Even if he could access those particular skills in his less-than-reliable
brain, he didn't want to risk another panic attack on the crowded
Beltway. After only a moment or two of confusion, he followed
the signs for the shuttle into Washington, once again guided by
old routines that somehow floated up from the depths of his
subconscious mind. The shuttle dropped him off downtown,
where he caught a cab and gave the driver the address.

He began to recognize these streets and landmarks. Sights and
sounds triggered responsive chords in his memory, reassuring him
that he was almost home. He pulled one of Doris' chocolate chip
cookies out of his pocket and munched on it, the fear and loneliness
slipping away with each bite. Excitement and anticipation built inside
him as the cab slowed and stopped in front of a well-tended apartment
building on a tree-lined side street.

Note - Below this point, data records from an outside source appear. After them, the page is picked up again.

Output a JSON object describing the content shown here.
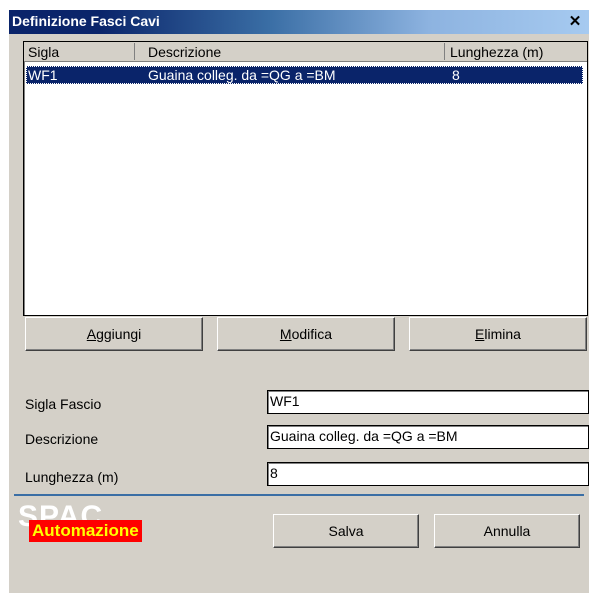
{
  "window": {
    "title": "Definizione Fasci Cavi",
    "close_symbol": "✕"
  },
  "list": {
    "columns": [
      "Sigla",
      "Descrizione",
      "Lunghezza (m)"
    ],
    "rows": [
      {
        "sigla": "WF1",
        "descrizione": "Guaina colleg. da =QG a =BM",
        "lunghezza": "8"
      }
    ]
  },
  "buttons": {
    "aggiungi": {
      "hotkey": "A",
      "rest": "ggiungi"
    },
    "modifica": {
      "hotkey": "M",
      "rest": "odifica"
    },
    "elimina": {
      "hotkey": "E",
      "rest": "limina"
    },
    "salva": "Salva",
    "annulla": "Annulla"
  },
  "form": {
    "sigla_label": "Sigla Fascio",
    "sigla_value": "WF1",
    "descrizione_label": "Descrizione",
    "descrizione_value": "Guaina colleg. da =QG a =BM",
    "lunghezza_label": "Lunghezza (m)",
    "lunghezza_value": "8"
  },
  "logo": {
    "top_text": "SPAC",
    "bottom_text": "Automazione"
  },
  "colors": {
    "selection": "#0a246a",
    "divider": "#3a6ea5",
    "logo_bg": "#ff0000",
    "logo_text": "#ffff00"
  }
}
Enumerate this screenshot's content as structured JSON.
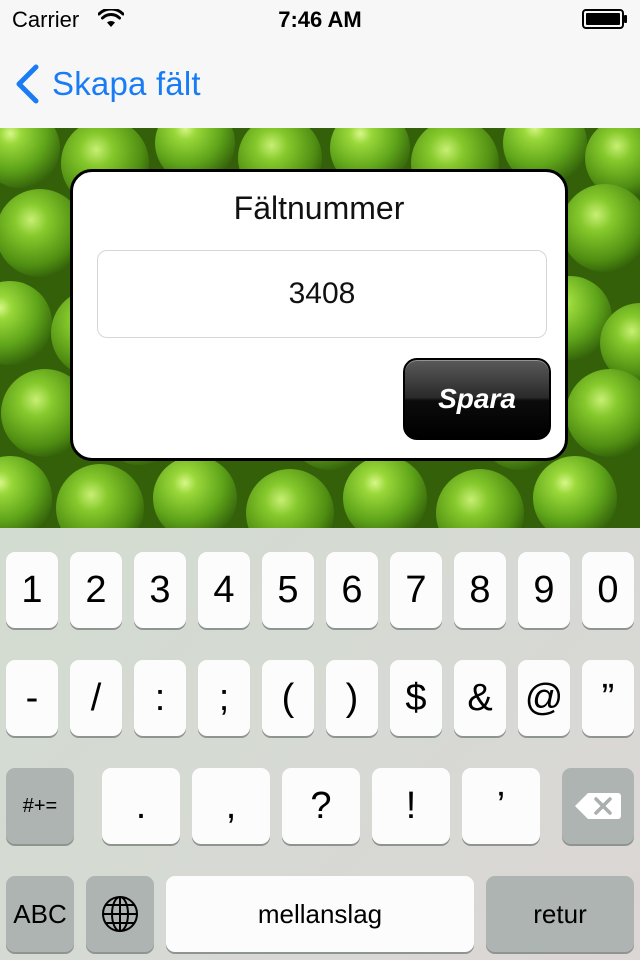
{
  "status_bar": {
    "carrier": "Carrier",
    "time": "7:46 AM",
    "wifi_icon": "wifi-icon",
    "battery_icon": "battery-icon"
  },
  "nav_bar": {
    "back_label": "Skapa fält",
    "back_icon": "chevron-left-icon",
    "accent_color": "#1a7cf5"
  },
  "background": {
    "description_icon": "peas-image"
  },
  "dialog": {
    "title": "Fältnummer",
    "field_value": "3408",
    "save_label": "Spara"
  },
  "keyboard": {
    "row1": [
      "1",
      "2",
      "3",
      "4",
      "5",
      "6",
      "7",
      "8",
      "9",
      "0"
    ],
    "row2": [
      "-",
      "/",
      ":",
      ";",
      "(",
      ")",
      "$",
      "&",
      "@",
      "”"
    ],
    "row3": {
      "shift_label": "#+=",
      "keys": [
        ".",
        ",",
        "?",
        "!",
        "’"
      ],
      "delete_icon": "backspace-icon"
    },
    "row4": {
      "abc_label": "ABC",
      "globe_icon": "globe-icon",
      "space_label": "mellanslag",
      "return_label": "retur"
    }
  }
}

Like a child at Christmas, he sensed that the packages were about
to be unwrapped now, as he fumbled with the key to open the
outer door. He knew exactly where to go once he got inside,
and with each step, faces, conversations, and names rushed
into his mind, as if an invisible dam had burst somewhere within
his mind. Fox Mulder was coming home.

He unlocked the door and stepped into the room.

Startled, he realized this was not his apartment. Thinking the cab
driver had made some mistake, Mulder pulled his driver's license
out of his wallet. The address on the license was not the address
he had given the driver. He was in someone else's neighborhood...
someone else's apartment. Yet for the first time in days, he wasn't
afraid. He had the key, after all, and he sensed he had been here
before, many times, and it was a place of safety and healing.

As he looked around, he deduced from the decor that a woman
lived here. The understated yet distinctly feminine furnishings
seemed at odds with the medical and criminal books stacked
neatly on her shelves, however. He ran his hand lightly over the
spines, not surprised that there was no trace of dust, and took a
deep breath. The scent was clean and and vanilla.

As he wandered through the rooms, there were photos here
and there of people and places he didn't know, but also items
that he recognized -- a painting ... the tile in the bathroom ...
the dresser in the bedroom that he somehow knew had been
replaced recently.

She danced along the edges of his consciousness, as if she were
hiding just out of sight, allowing him only tantalizing glimpses of her.
Blue eyes. Red hair, shining in the light. A dusting of freckles across
her nose. Not Samantha. He remembered now that Samantha was
his sister, the girl in the photo... forever lost to him. This woman was
warm and real, and within his reach. He was so close to putting a
name with the face, to finally knowing...

But the more he tried to focus the image, the more distorted it became.
His head began to ache with the effort, a throbbing pain that gradually
increased as if someone was tightening a vise at his temples. With a
soft whimper of frustration at his body's weakness, he lay down on
the soft white couch and pressed his face against a pillow that smelled
of roses.

November 28
7:30 a.m.
"...on my couch. ...couldn't wake him..."

"...six months ago..."


Mulder drifted up through the darkness like a swimmer making
his way through murky depths, needing to take a breath but not
sure what he'd find on the surface. He floated, cautiously testing
the waters, and tried to figure out what was going on.

"He's coming around."

"You said that two hours ago."

*Where the hell am I?*

"He's trying to say something. Mulder..."

A hand slipped over his, and the touch sent an electric shock
up his arm, set off a fireworks display of sensations and recollections
in his head. He gripped the slender fingers tightly and took a deep breath.




"Ssh. Relax, Mulder. Don't fight it. Just open your eyes...."
She spoke to him gently, but then he heard her barking orders at
anyone within hearing distance.

He opened his eyes to see the vision that had so often eluded
his consciousness -- complete and in the flesh. Scully's blue eyes,
Scully's red hair. Scully's hand still clutched in his own, solid and real.

"Welcome back," she smiled, and leaned forward to press a soft
kiss to his forehead, then his lips.

Fox Mulder had finally come home.

The End
Feedback? (Praise and constructive criticism only, please!)